*** DATA RECORDS ***

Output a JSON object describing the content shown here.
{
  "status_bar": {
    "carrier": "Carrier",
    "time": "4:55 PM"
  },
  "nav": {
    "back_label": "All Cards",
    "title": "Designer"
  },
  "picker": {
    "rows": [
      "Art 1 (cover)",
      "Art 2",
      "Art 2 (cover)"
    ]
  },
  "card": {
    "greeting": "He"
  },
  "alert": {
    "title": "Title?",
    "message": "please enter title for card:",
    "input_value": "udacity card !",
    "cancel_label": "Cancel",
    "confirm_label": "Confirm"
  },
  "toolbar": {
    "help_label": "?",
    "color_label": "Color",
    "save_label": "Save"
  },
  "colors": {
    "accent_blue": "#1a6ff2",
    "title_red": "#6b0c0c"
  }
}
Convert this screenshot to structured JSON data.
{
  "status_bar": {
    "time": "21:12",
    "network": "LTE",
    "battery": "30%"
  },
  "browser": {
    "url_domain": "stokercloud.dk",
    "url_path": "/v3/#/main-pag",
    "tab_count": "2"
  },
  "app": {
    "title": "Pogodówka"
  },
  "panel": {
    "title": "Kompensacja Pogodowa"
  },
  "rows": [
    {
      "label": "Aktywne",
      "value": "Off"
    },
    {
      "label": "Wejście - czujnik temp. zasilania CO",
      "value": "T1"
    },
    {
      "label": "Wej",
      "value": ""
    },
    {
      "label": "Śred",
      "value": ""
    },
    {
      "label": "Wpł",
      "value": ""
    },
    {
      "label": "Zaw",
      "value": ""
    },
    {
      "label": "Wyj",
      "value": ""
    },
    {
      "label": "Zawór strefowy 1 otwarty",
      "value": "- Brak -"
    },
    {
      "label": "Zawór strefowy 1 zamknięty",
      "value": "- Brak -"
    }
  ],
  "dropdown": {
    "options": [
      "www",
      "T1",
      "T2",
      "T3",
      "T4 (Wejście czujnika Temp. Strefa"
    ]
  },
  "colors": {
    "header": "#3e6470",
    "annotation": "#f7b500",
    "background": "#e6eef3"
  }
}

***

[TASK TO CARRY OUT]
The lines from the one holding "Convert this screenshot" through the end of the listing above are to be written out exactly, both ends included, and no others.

[REPLY TO THE EXERCISE]
Convert this screenshot to structured JSON data.
{
  "status_bar": {
    "time": "21:12",
    "network": "LTE",
    "battery": "30%"
  },
  "browser": {
    "url_domain": "stokercloud.dk",
    "url_path": "/v3/#/main-pag",
    "tab_count": "2"
  },
  "app": {
    "title": "Pogodówka"
  },
  "panel": {
    "title": "Kompensacja Pogodowa"
  },
  "rows": [
    {
      "label": "Aktywne",
      "value": "Off"
    },
    {
      "label": "Wejście - czujnik temp. zasilania CO",
      "value": "T1"
    },
    {
      "label": "Wej",
      "value": ""
    },
    {
      "label": "Śred",
      "value": ""
    },
    {
      "label": "Wpł",
      "value": ""
    },
    {
      "label": "Zaw",
      "value": ""
    },
    {
      "label": "Wyj",
      "value": ""
    },
    {
      "label": "Zawór strefowy 1 otwarty",
      "value": "- Brak -"
    },
    {
      "label": "Zawór strefowy 1 zamknięty",
      "value": "- Brak -"
    }
  ],
  "dropdown": {
    "options": [
      "www",
      "T1",
      "T2",
      "T3",
      "T4 (Wejście czujnika Temp. Strefa"
    ]
  },
  "colors": {
    "header": "#3e6470",
    "annotation": "#f7b500",
    "background": "#e6eef3"
  }
}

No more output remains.